Festival are similar to hush puppies, the popular side dish in the American South. And, as in the American South, cornmeal was an important part of the early Jamaican diet and shows up often in traditional country-style Jamaican cooking. Cornmeal’s popularity originates from the 18th century when enslaved workers were provisioned with a weekly allotment of cornmeal and salted fish from plantation owners. Naturally, this resulted in a variety of popular cornmeal dishes that range all the way from savory to sweet. Some other examples of how cornmeal has been incorporated into Jamaican cooking include: duckunoo, a sweet cornmeal and coconut pastry that is wrapped in a banana leaf and steamed; cornmeal porridge, a classic hearty, creamy, and sweet breakfast dish; cornmeal pone, a sweet and dense steamed pudding made from a combination of cornmeal, vanilla, coconut, nutmeg, and brown sugar; and tun cornmeal, a savory polenta-type dish made with salt fish, coconut, okra, thyme, vegetables, and spices. 

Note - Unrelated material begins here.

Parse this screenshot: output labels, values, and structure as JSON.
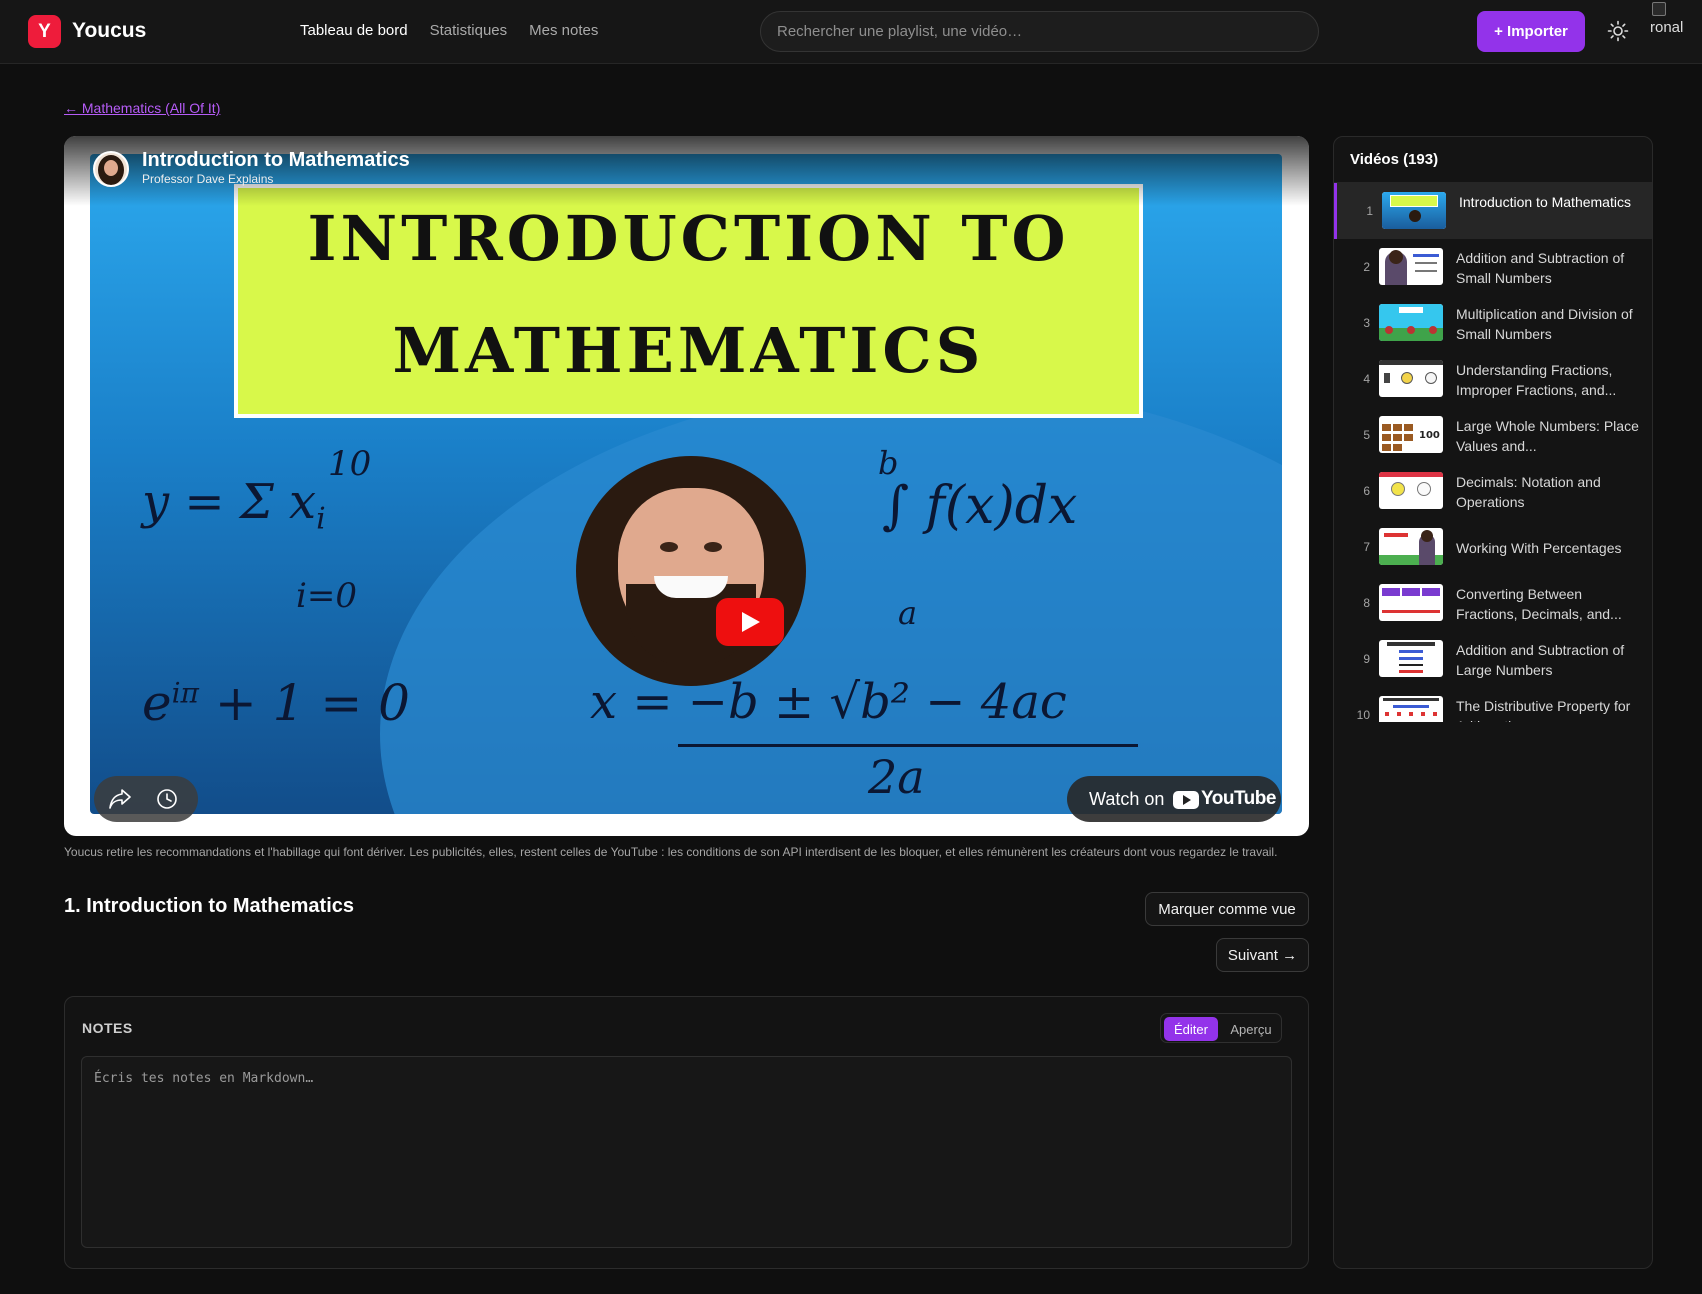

Among the many ways that one can enjoy festival, none is better than a meal of fried fish and festival at Hellshire Beach, in Kingston. Hellshire is a fishing village on the outskirts of Kingston, famous for its superior take on rustic beachside fare. Weekends are always most popular, with crowds lining up to have their weekly fix, but on any given day of the week you will find Jamaicans willing to take the 40-minute trek out to Hellshire to devour a plate of fried fish or fried lobster with festival.

Close up of festivals on a plate
Serious Eats / Karina Matalon

Festival is also served occasionally with jerk pork and jerk chicken. Many of the jerk centers around the island will offer a variety of sides, like roast breadfruit, roast yam, roast sweet potato, or fried green plantains, to go with the jerk, and festival is always a favorite choice here. The crisp, sweet, slightly dense starch of the festival is a great balance to temper the heat, spice, and saltiness of jerked meat or chicken. Festival also appears as a regular side at the breakfast table accompanying Jamaica’s national dish, ackee and saltfish, along with steamed callaloo, Johnny cakes, and fried plantain.

In a large mixing bowl, whisk together flour, cornmeal, brown sugar, baking powder, and salt.

Two image collage of dry ingredients in a bowl before and after being mixed
Serious Eats / Karina Matalon

Add melted butter and vanilla, if using, along with 2 1/2 cups (590ml) water. Mix with a clean hand until a firm yet elastic dough ball is formed that is neither wet nor sticky; add additional water, 1 tablespoon (15ml) at a time, if needed. Wrap dough ball in plastic wrap and let rest for 10 minutes.

Four image collage of adding vanilla, egg, water and forming into a dough
Serious Eats / Amanda Suarez

Transfer dough to a work surface and divide into eighteen 4-ounce pieces for large festival or twenty-four 3-ounce pieces for smaller festival.

Dough formed into 18 balls
Serious Eats / Karina Matalon

Lightly flour works surface and hands. Working with one dough piece at a time, roll each dough piece into the shape of a long, fat cigar (about 6 to 8 inches long), dusting surfaces and hands with flour as needed.

Dough rolled into a log
Serious Eats / Karina Matalon

Set an oven to keep warm or its lowest setting. In a large Dutch oven or flat-bottomed wok, heat oil over medium-high heat until it registers 350°F (175°C) on an instant-read thermometer. Working in batches of about 3 at a time to avoid crowding oil, fry dough cigars until golden on first side, about 2 minutes. Turn festival and fry until second side is golden, about 2 minutes longer.

Side angle view of adding dough to oil
Serious Eats / Karina Matalon

Transfer to a paper-towel-lined platter; transfer platter to oven to keep festival warm. Repeat with remaining dough cigars. Serve festival with jerk pork, pan chicken, fried fish, and other savory dishes.

Overhead view of festivals served with jerk chicken
Serious Eats / Karina Matalon

Special Equipment

Large Dutch oven or flat-bottomed wok

Make-Ahead and Storage

The dough can be refrigerated wrapped in plastic wrap after Step 2 for up to 24 hours.